Even bushing manufacturers focus solely on Durometer, when in fact that is not the only thing that affects performance in terms of deflection and NVH. Think of a bushing like a mini-suspension system for the particular joint. Just like your car, there is not only the spring rate, represented by the hardness, but there is also hysteresis, or the damping ability of the material. If you have a high spring rate and no damping, you get a car that bounces around and never feels settled. If you have an overdamped car, you get poor impact absorption, but still plenty of movement. Bushings are the same, and that energy is dissipated through heat in the material. One of the few downsides of polyurethane is its coefficient of thermal conductivity, which is not as favorable as rubber. Companies like Energy Suspension can work around this by either making the material stiffer to decrease the amount of movement or by using more material to distribute the energy over a greater volume.

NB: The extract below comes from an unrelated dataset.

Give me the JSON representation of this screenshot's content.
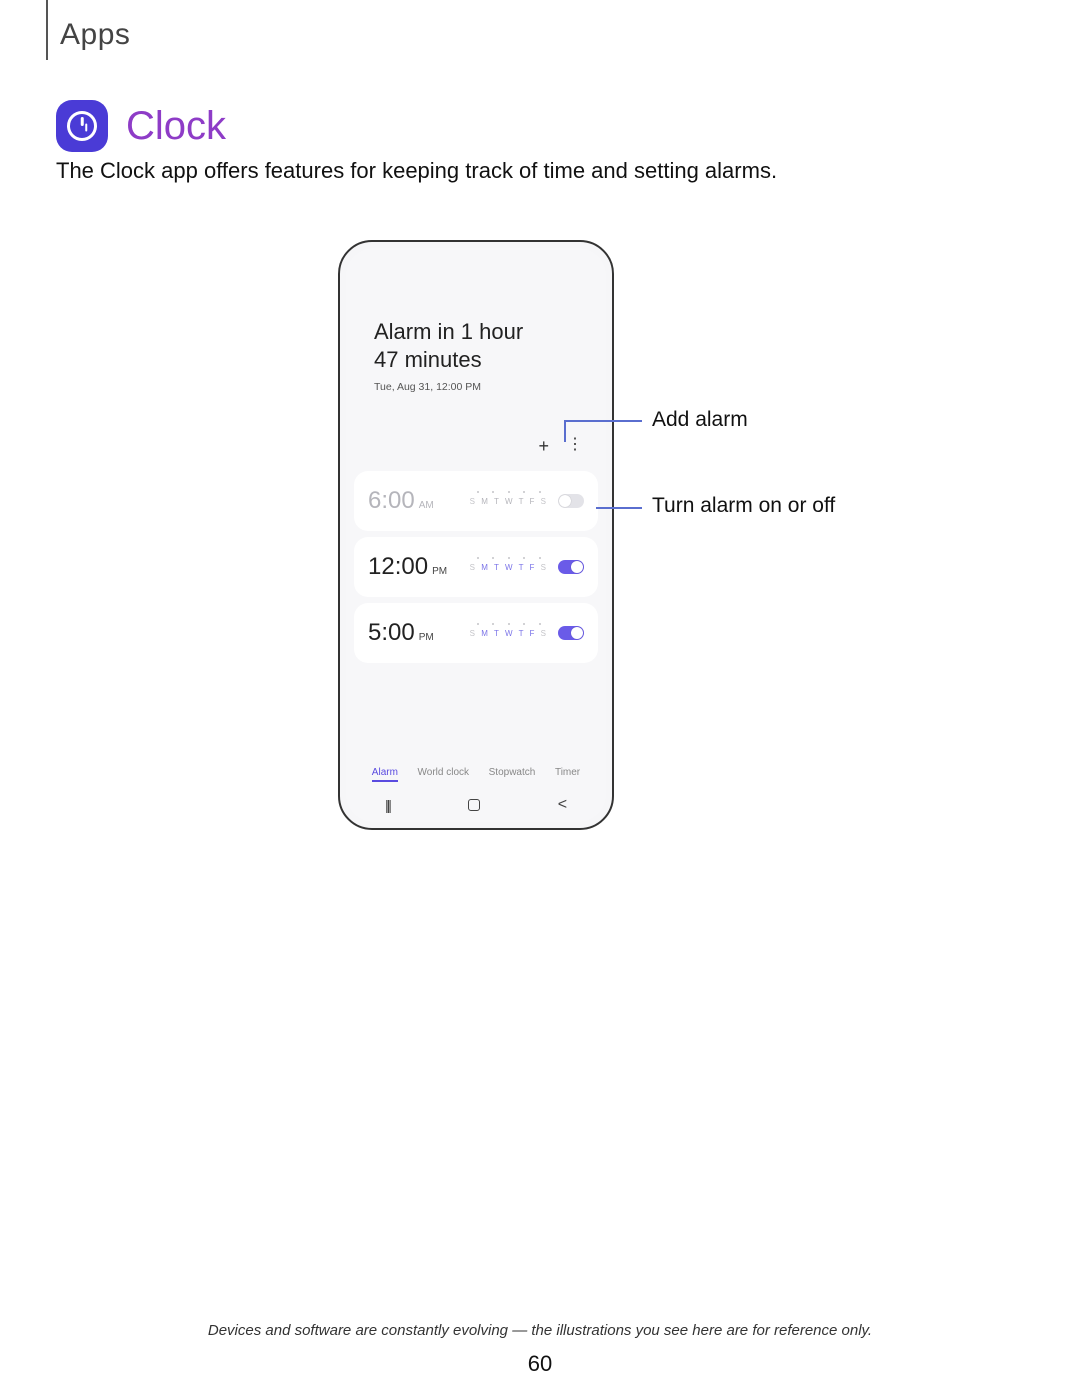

You can see in the accompanying photos that several of the bushings for this MK6 Golf R use substantially more material than the factory rubber bushings. This not only allows for greater energy absorption, but also for a stiffer bushing due to geometry and not just material stiffness.
During our visit, this car received an entire set, consisting of replacements for every rubber bushing in the front and rear suspension, including antiroll bars as well as the lower torque mount insert for the powertrain. Strictly speaking, it isn't necessary to do every bushing all at once, but you probably want to talk to either Energy or your chosen dealer to determine which bushings or combination of bushings is right for your particular needs.
Because of the high abrasion and chemical resistance, these polyurethane bushings will last far longer than factory rubber. If you keep them lubricated, and you probably want to get under the car every few years to do that, they are nearly lifetime parts. It is entirely possible to DIY these bushings at home, although a few will be far easier to install if you have access to an arbor press, which can normally be found for less than 100 bucks. Some are even easier to do with a hydraulic press, but most local shops will be willing to press them in for you for $20 or even a six-pack.
The results of bushings are sometimes hard to quantify. While you will see better response in handling, better communication, less wheelhop when accelerating, the actual numbers on paper aren't necessarily easy to see. For drag racing guys, you will see slightly better 60-foot times. For road racers, the extra confidence in the car will let you push harder for faster lap times. The decreased deflection will give you better handling at the limit, as well as decreasing tire wear from unwanted geometry changes. The majority of enthusiasts probably don't give bushings a second thought; the ones who do are probably doing it when the factory pieces need replacing. Those who have done bushings in the past swear by the improvements. We have to thank Energy Suspension for allowing us to shadow them while they were engineering the kit for the MK6 Golf R and giving us more insight into these often overlooked, but critical performance pieces.